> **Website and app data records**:
--------------------------------------------------

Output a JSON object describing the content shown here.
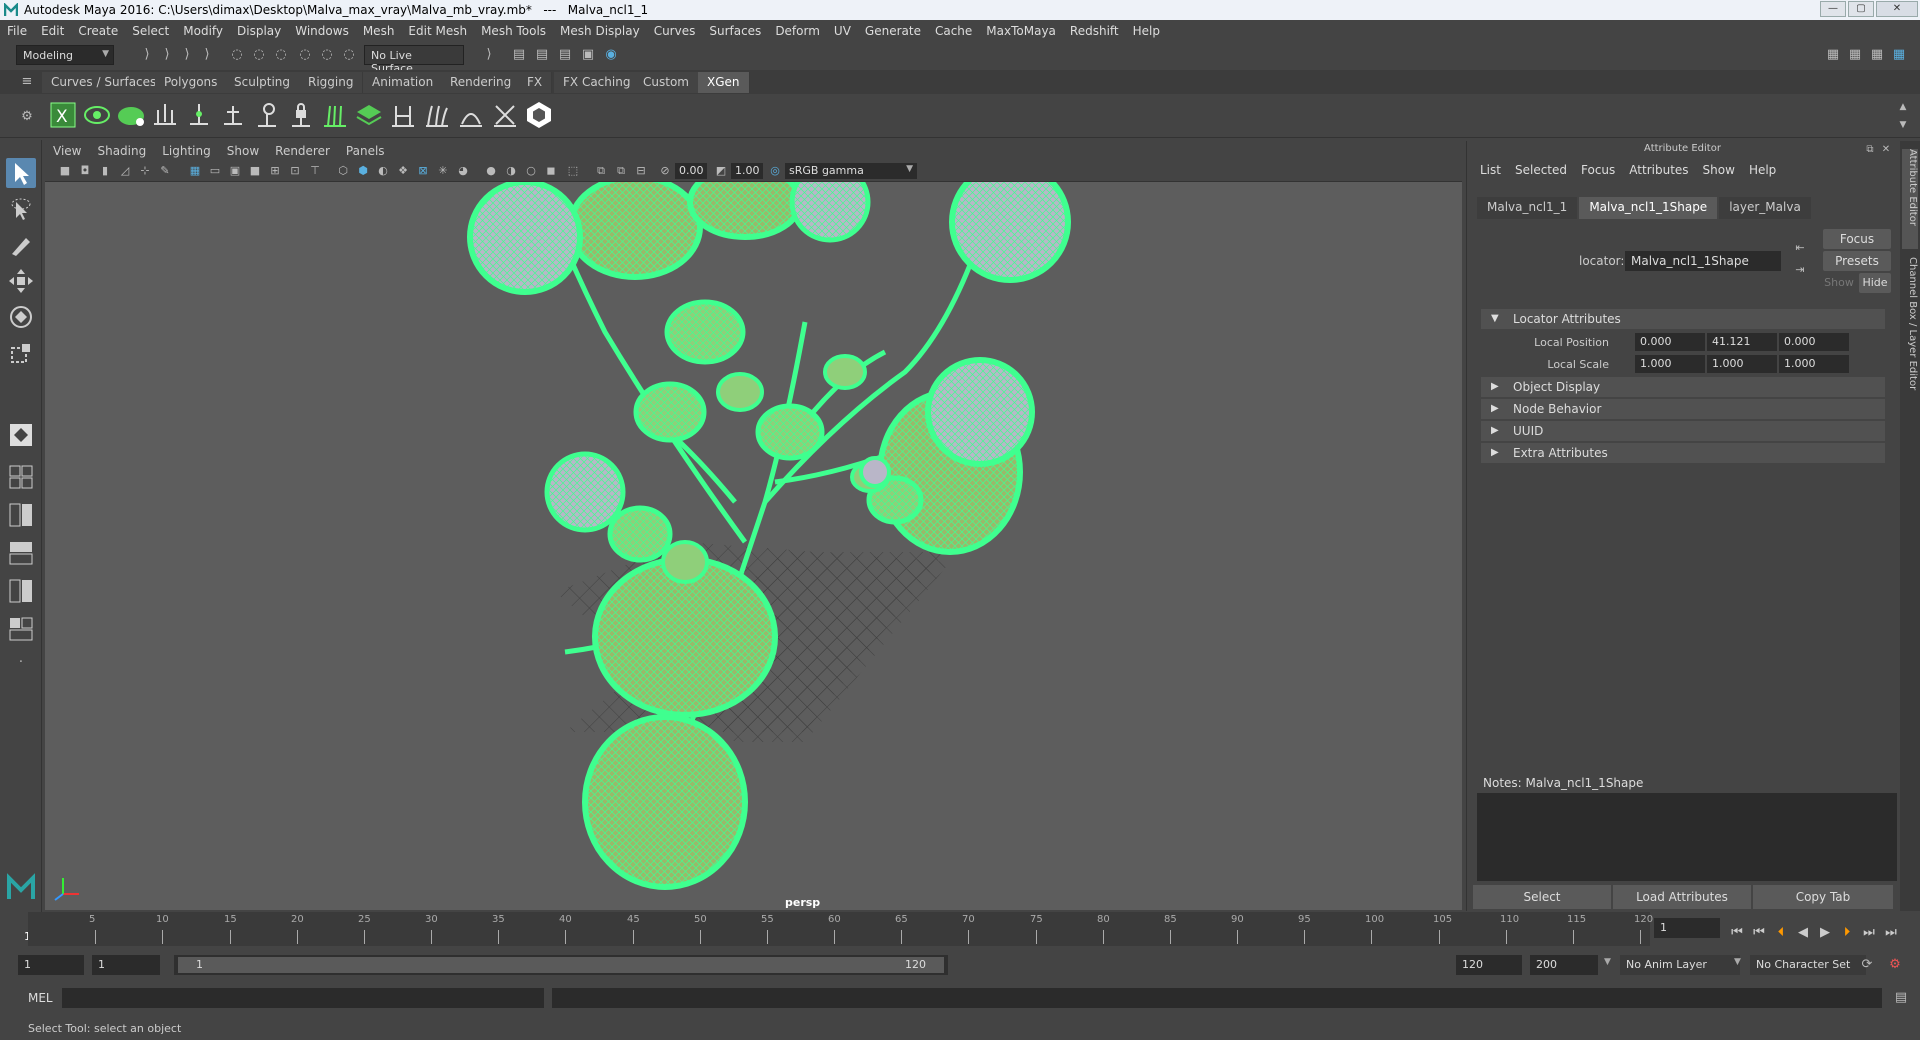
{
  "window": {
    "title": "Autodesk Maya 2016: C:\\Users\\dimax\\Desktop\\Malva_max_vray\\Malva_mb_vray.mb*   ---   Malva_ncl1_1",
    "min_label": "—",
    "max_label": "▢",
    "close_label": "✕"
  },
  "menu": [
    "File",
    "Edit",
    "Create",
    "Select",
    "Modify",
    "Display",
    "Windows",
    "Mesh",
    "Edit Mesh",
    "Mesh Tools",
    "Mesh Display",
    "Curves",
    "Surfaces",
    "Deform",
    "UV",
    "Generate",
    "Cache",
    "MaxToMaya",
    "Redshift",
    "Help"
  ],
  "statusline": {
    "mode": "Modeling",
    "live_surface": "No Live Surface"
  },
  "shelf_tabs": [
    "Curves / Surfaces",
    "Polygons",
    "Sculpting",
    "Rigging",
    "Animation",
    "Rendering",
    "FX",
    "FX Caching",
    "Custom",
    "XGen"
  ],
  "active_shelf_tab": "XGen",
  "viewport": {
    "menu": [
      "View",
      "Shading",
      "Lighting",
      "Show",
      "Renderer",
      "Panels"
    ],
    "exposure": "0.00",
    "gamma": "1.00",
    "color_space": "sRGB gamma",
    "camera": "persp"
  },
  "attribute_editor": {
    "title": "Attribute Editor",
    "menu": [
      "List",
      "Selected",
      "Focus",
      "Attributes",
      "Show",
      "Help"
    ],
    "tabs": [
      "Malva_ncl1_1",
      "Malva_ncl1_1Shape",
      "layer_Malva"
    ],
    "active_tab": "Malva_ncl1_1Shape",
    "node_type_label": "locator:",
    "node_name": "Malva_ncl1_1Shape",
    "focus_label": "Focus",
    "presets_label": "Presets",
    "show_label": "Show",
    "hide_label": "Hide",
    "sections": {
      "locator": "Locator Attributes",
      "object_display": "Object Display",
      "node_behavior": "Node Behavior",
      "uuid": "UUID",
      "extra": "Extra Attributes"
    },
    "local_position": {
      "label": "Local Position",
      "x": "0.000",
      "y": "41.121",
      "z": "0.000"
    },
    "local_scale": {
      "label": "Local Scale",
      "x": "1.000",
      "y": "1.000",
      "z": "1.000"
    },
    "notes_label": "Notes:  Malva_ncl1_1Shape",
    "buttons": {
      "select": "Select",
      "load": "Load Attributes",
      "copy": "Copy Tab"
    }
  },
  "side_tabs": [
    "Attribute Editor",
    "Channel Box / Layer Editor"
  ],
  "timeline": {
    "ticks": [
      5,
      10,
      15,
      20,
      25,
      30,
      35,
      40,
      45,
      50,
      55,
      60,
      65,
      70,
      75,
      80,
      85,
      90,
      95,
      100,
      105,
      110,
      115,
      120
    ],
    "start_label": "1",
    "current_frame": "1"
  },
  "range": {
    "start": "1",
    "playback_start": "1",
    "slider_start": "1",
    "slider_end": "120",
    "playback_end": "120",
    "end": "200",
    "anim_layer": "No Anim Layer",
    "character_set": "No Character Set"
  },
  "cmdline": {
    "label": "MEL"
  },
  "helpline": "Select Tool: select an object",
  "colors": {
    "wire": "#3fff8f",
    "accent": "#5a88b0"
  }
}
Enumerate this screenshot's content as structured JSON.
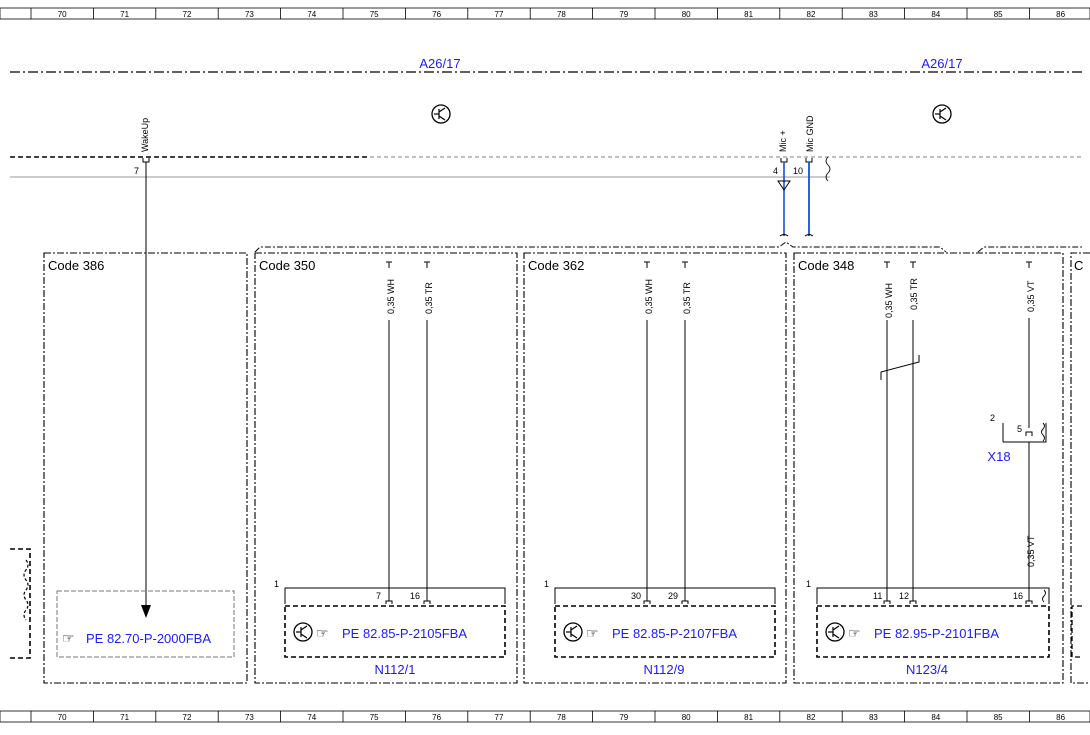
{
  "ruler": {
    "columns": [
      "70",
      "71",
      "72",
      "73",
      "74",
      "75",
      "76",
      "77",
      "78",
      "79",
      "80",
      "81",
      "82",
      "83",
      "84",
      "85",
      "86"
    ]
  },
  "modules": [
    {
      "name": "A26/17"
    },
    {
      "name": "A26/17"
    }
  ],
  "top_signals": {
    "wakeup": {
      "label": "WakeUp",
      "pin": "7"
    },
    "mic_plus": {
      "label": "Mic +",
      "pin": "4"
    },
    "mic_gnd": {
      "label": "Mic GND",
      "pin": "10"
    }
  },
  "code_boxes": [
    {
      "code": "Code 386"
    },
    {
      "code": "Code 350"
    },
    {
      "code": "Code 362"
    },
    {
      "code": "Code 348"
    },
    {
      "code": "C"
    }
  ],
  "wires": {
    "w350_a": "0,35 WH",
    "w350_b": "0,35 TR",
    "w362_a": "0,35 WH",
    "w362_b": "0,35 TR",
    "w348_a": "0,35 WH",
    "w348_b": "0,35 TR",
    "vt_upper": "0,35 VT",
    "vt_lower": "0,35 VT"
  },
  "connectors": {
    "x18": {
      "name": "X18",
      "pin_outer": "2",
      "pin_inner": "5"
    }
  },
  "components": [
    {
      "ref": "PE 82.70-P-2000FBA"
    },
    {
      "ref": "PE 82.85-P-2105FBA",
      "name": "N112/1",
      "pin_header": "1",
      "pin_a": "7",
      "pin_b": "16"
    },
    {
      "ref": "PE 82.85-P-2107FBA",
      "name": "N112/9",
      "pin_header": "1",
      "pin_a": "30",
      "pin_b": "29"
    },
    {
      "ref": "PE 82.95-P-2101FBA",
      "name": "N123/4",
      "pin_header": "1",
      "pin_a": "11",
      "pin_b": "12",
      "pin_c": "16"
    }
  ],
  "colors": {
    "wire": "#000000",
    "mic_wire": "#1a4fd8",
    "label_blue": "#1a1aff"
  }
}
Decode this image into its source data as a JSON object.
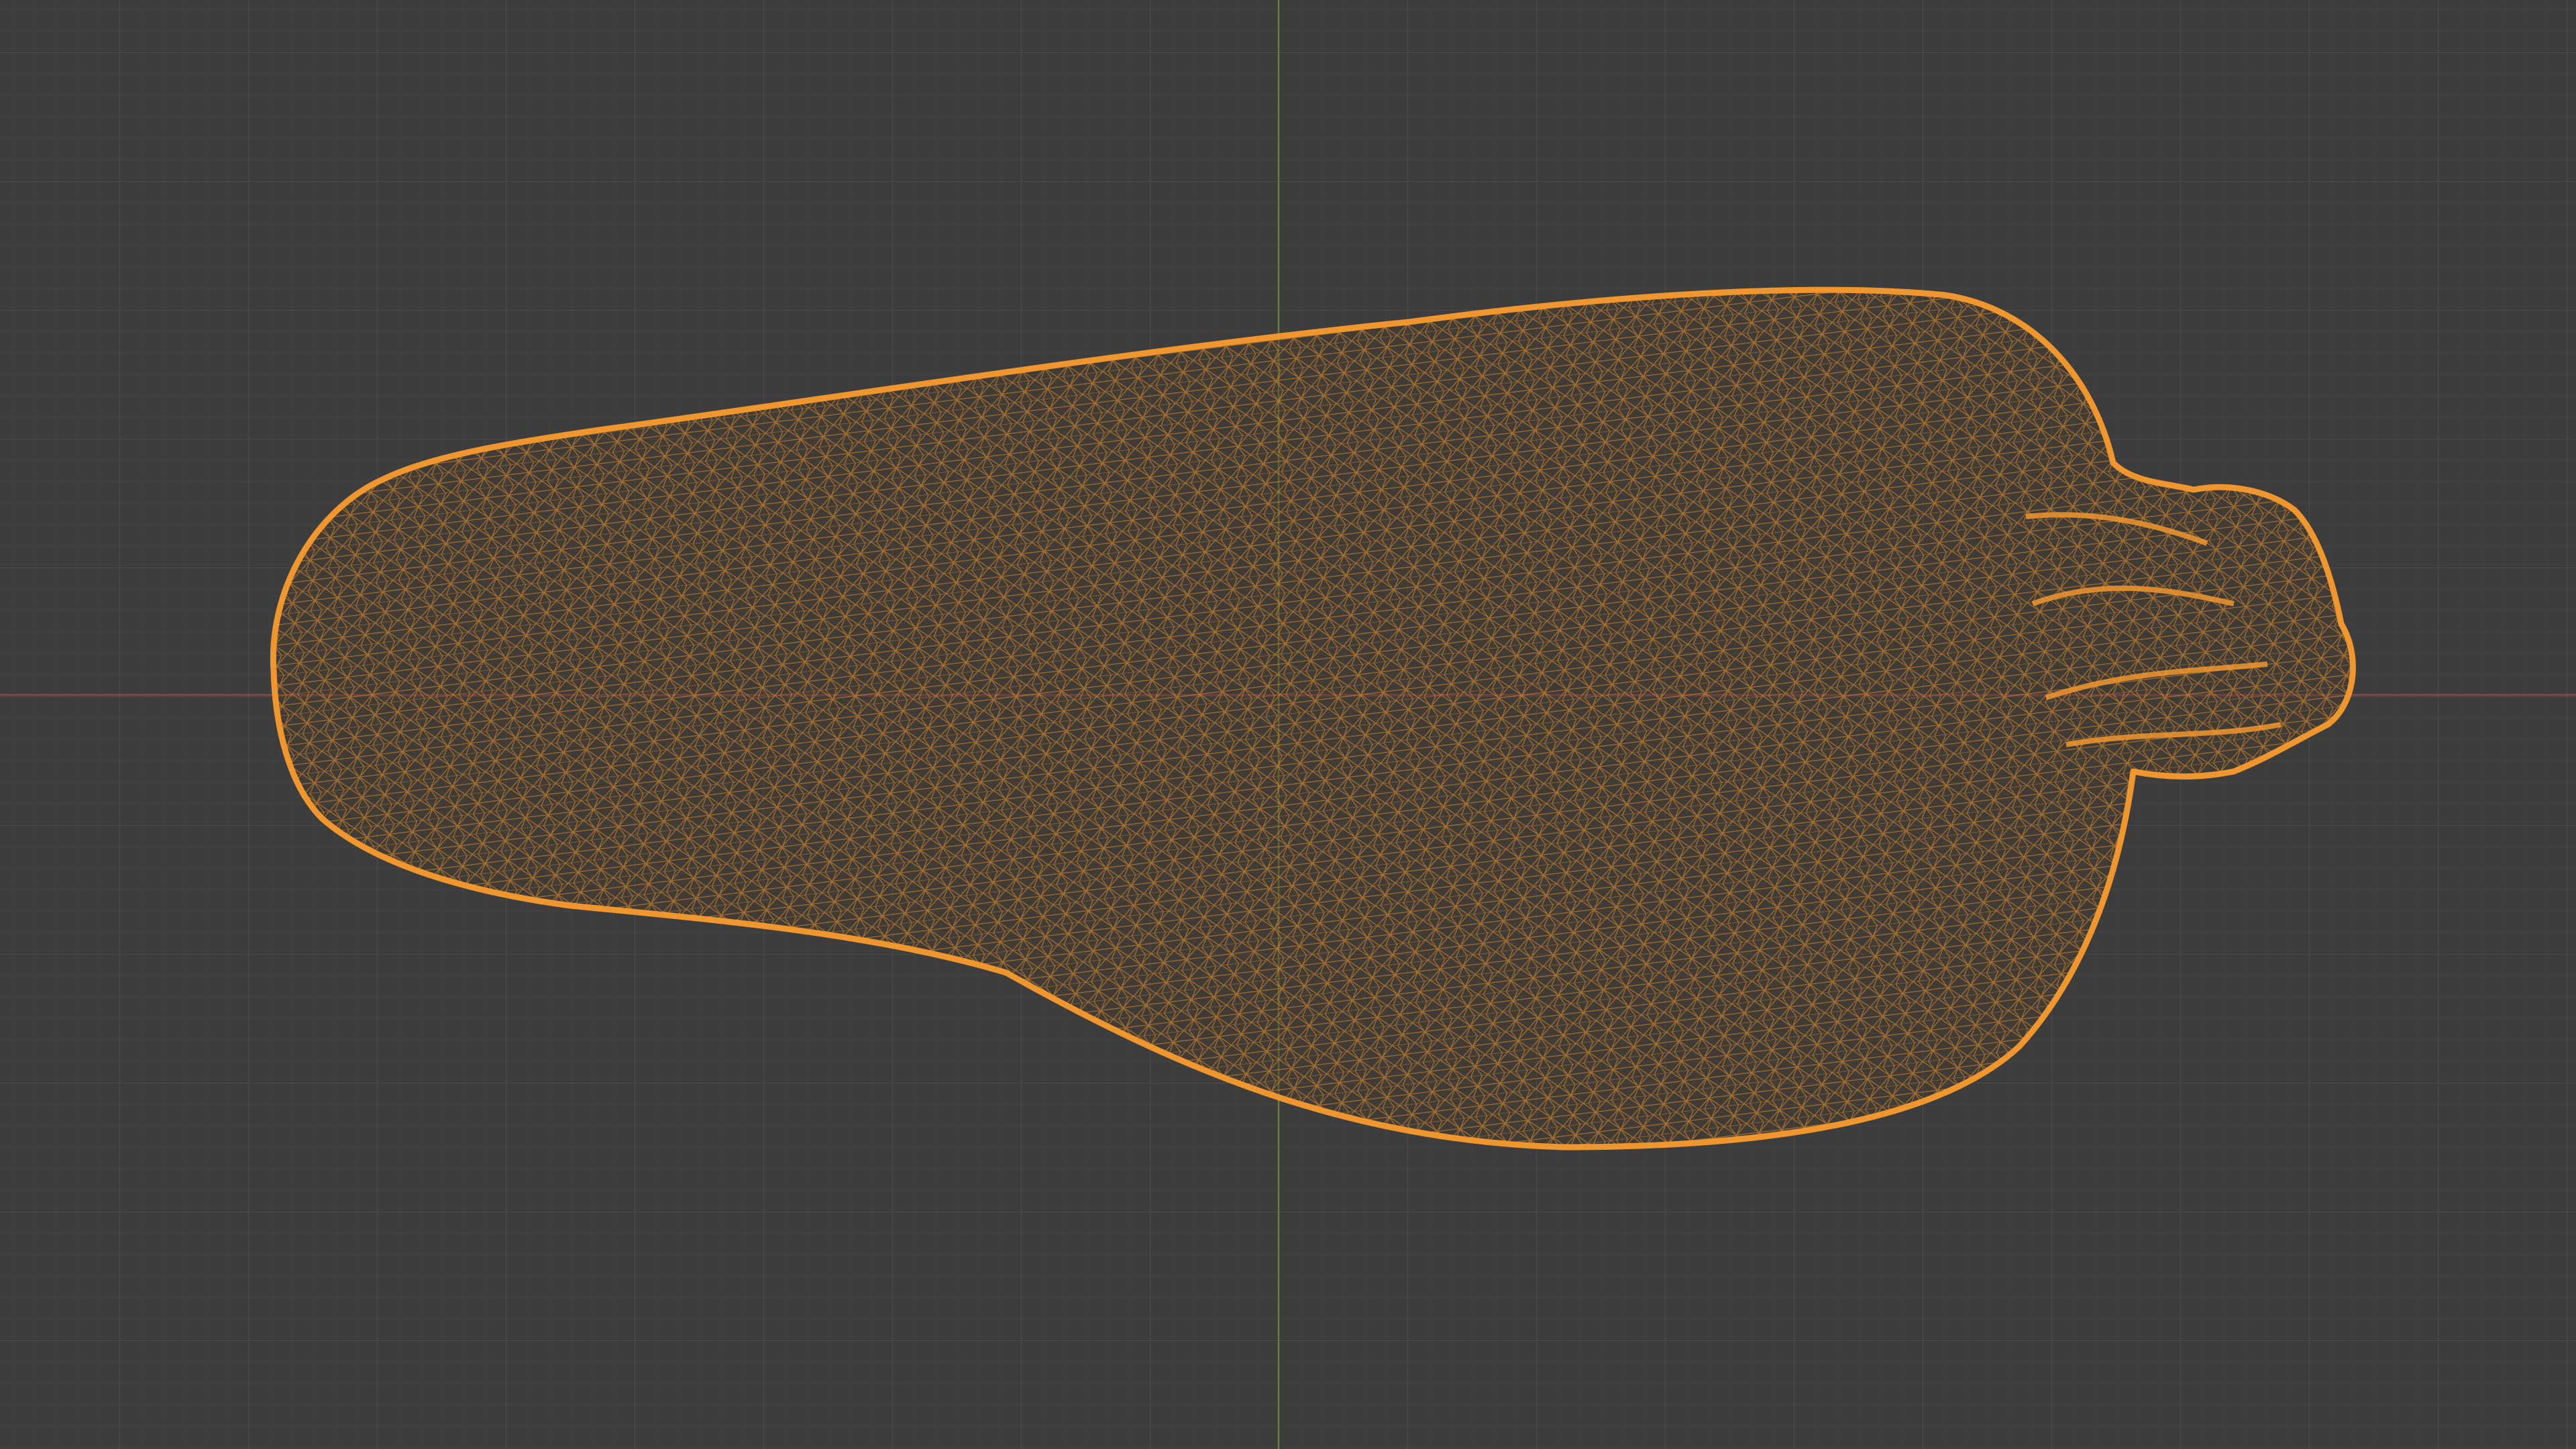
{
  "viewport": {
    "mode": "wireframe",
    "background_color": "#3d3d3d",
    "grid": {
      "visible": true,
      "minor_color": "#454545",
      "major_color": "#4c4c4c"
    },
    "axes": {
      "x_axis_color": "#8a4848",
      "y_axis_color": "#6b7a3a"
    }
  },
  "object": {
    "name_icon": "mesh-icon",
    "shape": "squash / gourd",
    "wire_color": "#f0962e",
    "selected": true
  }
}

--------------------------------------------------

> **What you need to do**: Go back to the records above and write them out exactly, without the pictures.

> **Response to the task**:
Output a JSON object describing the content shown here.
{
  "window": {
    "title": "Autodesk Maya 2016: C:\\Users\\dimax\\Desktop\\Malva_max_vray\\Malva_mb_vray.mb*   ---   Malva_ncl1_1",
    "min_label": "—",
    "max_label": "▢",
    "close_label": "✕"
  },
  "menu": [
    "File",
    "Edit",
    "Create",
    "Select",
    "Modify",
    "Display",
    "Windows",
    "Mesh",
    "Edit Mesh",
    "Mesh Tools",
    "Mesh Display",
    "Curves",
    "Surfaces",
    "Deform",
    "UV",
    "Generate",
    "Cache",
    "MaxToMaya",
    "Redshift",
    "Help"
  ],
  "statusline": {
    "mode": "Modeling",
    "live_surface": "No Live Surface"
  },
  "shelf_tabs": [
    "Curves / Surfaces",
    "Polygons",
    "Sculpting",
    "Rigging",
    "Animation",
    "Rendering",
    "FX",
    "FX Caching",
    "Custom",
    "XGen"
  ],
  "active_shelf_tab": "XGen",
  "viewport": {
    "menu": [
      "View",
      "Shading",
      "Lighting",
      "Show",
      "Renderer",
      "Panels"
    ],
    "exposure": "0.00",
    "gamma": "1.00",
    "color_space": "sRGB gamma",
    "camera": "persp"
  },
  "attribute_editor": {
    "title": "Attribute Editor",
    "menu": [
      "List",
      "Selected",
      "Focus",
      "Attributes",
      "Show",
      "Help"
    ],
    "tabs": [
      "Malva_ncl1_1",
      "Malva_ncl1_1Shape",
      "layer_Malva"
    ],
    "active_tab": "Malva_ncl1_1Shape",
    "node_type_label": "locator:",
    "node_name": "Malva_ncl1_1Shape",
    "focus_label": "Focus",
    "presets_label": "Presets",
    "show_label": "Show",
    "hide_label": "Hide",
    "sections": {
      "locator": "Locator Attributes",
      "object_display": "Object Display",
      "node_behavior": "Node Behavior",
      "uuid": "UUID",
      "extra": "Extra Attributes"
    },
    "local_position": {
      "label": "Local Position",
      "x": "0.000",
      "y": "41.121",
      "z": "0.000"
    },
    "local_scale": {
      "label": "Local Scale",
      "x": "1.000",
      "y": "1.000",
      "z": "1.000"
    },
    "notes_label": "Notes:  Malva_ncl1_1Shape",
    "buttons": {
      "select": "Select",
      "load": "Load Attributes",
      "copy": "Copy Tab"
    }
  },
  "side_tabs": [
    "Attribute Editor",
    "Channel Box / Layer Editor"
  ],
  "timeline": {
    "ticks": [
      5,
      10,
      15,
      20,
      25,
      30,
      35,
      40,
      45,
      50,
      55,
      60,
      65,
      70,
      75,
      80,
      85,
      90,
      95,
      100,
      105,
      110,
      115,
      120
    ],
    "start_label": "1",
    "current_frame": "1"
  },
  "range": {
    "start": "1",
    "playback_start": "1",
    "slider_start": "1",
    "slider_end": "120",
    "playback_end": "120",
    "end": "200",
    "anim_layer": "No Anim Layer",
    "character_set": "No Character Set"
  },
  "cmdline": {
    "label": "MEL"
  },
  "helpline": "Select Tool: select an object",
  "colors": {
    "wire": "#3fff8f",
    "accent": "#5a88b0"
  }
}
Enumerate this screenshot's content as structured JSON.
{
  "ruler": {
    "columns": [
      "70",
      "71",
      "72",
      "73",
      "74",
      "75",
      "76",
      "77",
      "78",
      "79",
      "80",
      "81",
      "82",
      "83",
      "84",
      "85",
      "86"
    ]
  },
  "modules": [
    {
      "name": "A26/17"
    },
    {
      "name": "A26/17"
    }
  ],
  "top_signals": {
    "wakeup": {
      "label": "WakeUp",
      "pin": "7"
    },
    "mic_plus": {
      "label": "Mic +",
      "pin": "4"
    },
    "mic_gnd": {
      "label": "Mic GND",
      "pin": "10"
    }
  },
  "code_boxes": [
    {
      "code": "Code 386"
    },
    {
      "code": "Code 350"
    },
    {
      "code": "Code 362"
    },
    {
      "code": "Code 348"
    },
    {
      "code": "C"
    }
  ],
  "wires": {
    "w350_a": "0,35 WH",
    "w350_b": "0,35 TR",
    "w362_a": "0,35 WH",
    "w362_b": "0,35 TR",
    "w348_a": "0,35 WH",
    "w348_b": "0,35 TR",
    "vt_upper": "0,35 VT",
    "vt_lower": "0,35 VT"
  },
  "connectors": {
    "x18": {
      "name": "X18",
      "pin_outer": "2",
      "pin_inner": "5"
    }
  },
  "components": [
    {
      "ref": "PE 82.70-P-2000FBA"
    },
    {
      "ref": "PE 82.85-P-2105FBA",
      "name": "N112/1",
      "pin_header": "1",
      "pin_a": "7",
      "pin_b": "16"
    },
    {
      "ref": "PE 82.85-P-2107FBA",
      "name": "N112/9",
      "pin_header": "1",
      "pin_a": "30",
      "pin_b": "29"
    },
    {
      "ref": "PE 82.95-P-2101FBA",
      "name": "N123/4",
      "pin_header": "1",
      "pin_a": "11",
      "pin_b": "12",
      "pin_c": "16"
    }
  ],
  "colors": {
    "wire": "#000000",
    "mic_wire": "#1a4fd8",
    "label_blue": "#1a1aff"
  }
}
Decode this image into its source data as a JSON object.
{
  "viewport": {
    "mode": "wireframe",
    "background_color": "#3d3d3d",
    "grid": {
      "visible": true,
      "minor_color": "#454545",
      "major_color": "#4c4c4c"
    },
    "axes": {
      "x_axis_color": "#8a4848",
      "y_axis_color": "#6b7a3a"
    }
  },
  "object": {
    "name_icon": "mesh-icon",
    "shape": "squash / gourd",
    "wire_color": "#f0962e",
    "selected": true
  }
}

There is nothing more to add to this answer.